GEORGE SOROS, the Hungarian Holocaust survivor whose fortune is matched only by his philanthropy, pioneered a kind of self-styled approach to global reform that made him, in the words of the Carnegie Endowment's Morton Abramowitz, "the only private citizen who had his own foreign policy."
With no sluggish bureaucracy to answer to, he rose to prominence with stunningly practical bequests delivered in a timely manner. There was his $50-million donation to the besieged citizens of Sarajevo in 1993 that financed a water plant so that women did not need to rely on the public wells where Serbian snipers picked them off with ease. There was his pro-democracy support in the Soviet Bloc, for Poland's Solidarity movement and for Czech dissident Vaclav Havel, who would become that country's post-Communist president.
Soros has given away about $5 billion since he embarked on this citizen-policymaker approach in the 1970s, a sum that approaches the $7.2-billion estimate of his net wealth by Forbes in 2004. That put him in the league of a Rockefeller or a Carnegie and has made him a perennial Nobel nominee.
Today, Soros, 75, has company. The Bill and Melinda Gates Foundation has put that couple at the forefront of global health issues -- they just contributed $287 million for the development of an AIDS vaccine with the help of a recent $31-billion bequest from Warren Buffett. And in 1997, Ted Turner made a $1-billion pledge to the United Nations to help bail it out.
But Soros still distinguishes himself with the staggering multiplicity of his projects: He spent $125 million on after-school programs in New York City. He has helped distribute Xerox machines to facilitate the exchange of information in former Soviet satellites and supported efforts to curb violence against women.
Now, Soros has raised eyebrows with his most recent sally into American political culture by drawing comparisons in his new book between the Bush administration and communist and Nazi governments.
In "The Age of Fallibility: Consequences of the War on Terror," Soros recalls that when he "heard President Bush say, 'Either you are with us or you are with the terrorists,' " in the wake of 9/11, "I was reminded of Nazi propaganda.
"Indeed, the Bush Administration has been able to improve on the techniques used by the Nazi and the Communist propaganda machines by drawing on the innovations of the advertising and marketing industries."
On a recent day, Soros was not quite backing down.
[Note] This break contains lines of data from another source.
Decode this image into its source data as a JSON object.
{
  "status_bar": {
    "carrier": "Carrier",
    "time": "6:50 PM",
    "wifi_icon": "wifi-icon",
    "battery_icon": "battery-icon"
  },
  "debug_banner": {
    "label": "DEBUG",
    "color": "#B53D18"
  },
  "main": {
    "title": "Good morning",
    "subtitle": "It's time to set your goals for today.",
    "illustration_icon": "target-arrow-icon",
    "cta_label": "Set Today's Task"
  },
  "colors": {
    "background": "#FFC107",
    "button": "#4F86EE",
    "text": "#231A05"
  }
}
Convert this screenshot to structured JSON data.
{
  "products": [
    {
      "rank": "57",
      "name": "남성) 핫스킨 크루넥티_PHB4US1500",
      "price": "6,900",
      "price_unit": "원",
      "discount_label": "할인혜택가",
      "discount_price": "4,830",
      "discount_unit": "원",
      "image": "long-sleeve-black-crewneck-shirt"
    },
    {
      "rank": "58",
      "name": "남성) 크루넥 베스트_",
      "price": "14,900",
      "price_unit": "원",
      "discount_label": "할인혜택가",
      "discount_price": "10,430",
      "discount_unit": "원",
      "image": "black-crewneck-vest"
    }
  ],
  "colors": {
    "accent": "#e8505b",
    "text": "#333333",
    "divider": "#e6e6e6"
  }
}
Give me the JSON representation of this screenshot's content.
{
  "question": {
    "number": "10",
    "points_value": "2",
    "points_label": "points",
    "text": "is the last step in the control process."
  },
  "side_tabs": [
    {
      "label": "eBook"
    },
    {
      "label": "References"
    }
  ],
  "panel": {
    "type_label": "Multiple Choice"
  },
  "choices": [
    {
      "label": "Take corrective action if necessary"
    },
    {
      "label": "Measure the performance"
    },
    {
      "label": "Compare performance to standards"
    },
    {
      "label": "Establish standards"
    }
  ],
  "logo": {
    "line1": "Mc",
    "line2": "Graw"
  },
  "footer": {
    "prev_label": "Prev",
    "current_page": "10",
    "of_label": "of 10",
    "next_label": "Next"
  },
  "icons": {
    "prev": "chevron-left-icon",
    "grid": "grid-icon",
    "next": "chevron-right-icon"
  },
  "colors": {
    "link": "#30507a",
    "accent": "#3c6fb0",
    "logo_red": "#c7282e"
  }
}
"You don't have a Karl Marx, you only have a Karl Rove who has been successful in creating a coalition of fundamentalists," he began, sitting in a conference room high above Manhattan, framed by a view of New York's Central Park, in a striped blue cotton shirt and khakis, his manner affable and relaxed.
However, he added, "we are an established democracy.... The policies and tactics employed by the Bush administration do not pose a threat to open society." Heavy-handed government in America today, he said, manifests itself in the undue extension of executive powers and the dismissal of critics as unpatriotic. That, in his view, "is the most significant similarity with the Nazi and communist regimes."
But he acknowledged that -- even at a time when the government has engaged in secret wiretapping, hustled prisoners off to secret jails around the world and is holding terrorist suspects at Guantanamo Bay indefinitely without trial -- more than a few people might consider such comparisons a stretch.
"It's very dicey, because people consider it somewhat shocking," Soros said. "It's really questionable whether I'm doing the right thing in being outspoken.... It may be that I pushed it too far."
It's not that Soros can't take the heat. Chris Blackhurst wrote in the Evening Standard of London this year that Soros is "reviled by the right as a 'left-wing radical' (it really is a term of abuse over there)." Rep. Tom Davis (R-Va.) called Soros "pro-marijuana" because of Soros' advocacy of decriminalizing the drug (Soros also favors clean needle programs). A Republican spokesman, Jim Dyke, called him the "Daddy Warbucks" of the Democratic Party when he spent $27.5 million to try to beat Bush in 2004. House Speaker J. Dennis Hastert once falsely speculated to Fox TV that Soros might get his money from "drug groups." Fox's Bill O'Reilly reportedly ranted, nonsensically, that Soros "wants abortion even out of the womb." Vicious anti-Semitic smears blink out from the Internet.
At the moment, Soros said, "I'm not all that comfortable" serving as a lightning rod. "I accept it. I'm in a position where I can take it. But I don't enjoy it. I have too many enemies. And that becomes counterproductive.... Taking on too many causes, I create a kind of echo chamber, and it works against me."
Soros views the attacks on him partly as an inevitable consequence of the issues he has tackled -- a dizzying array that makes a perusal of his website, www.soros.org, seem like a trip around the world.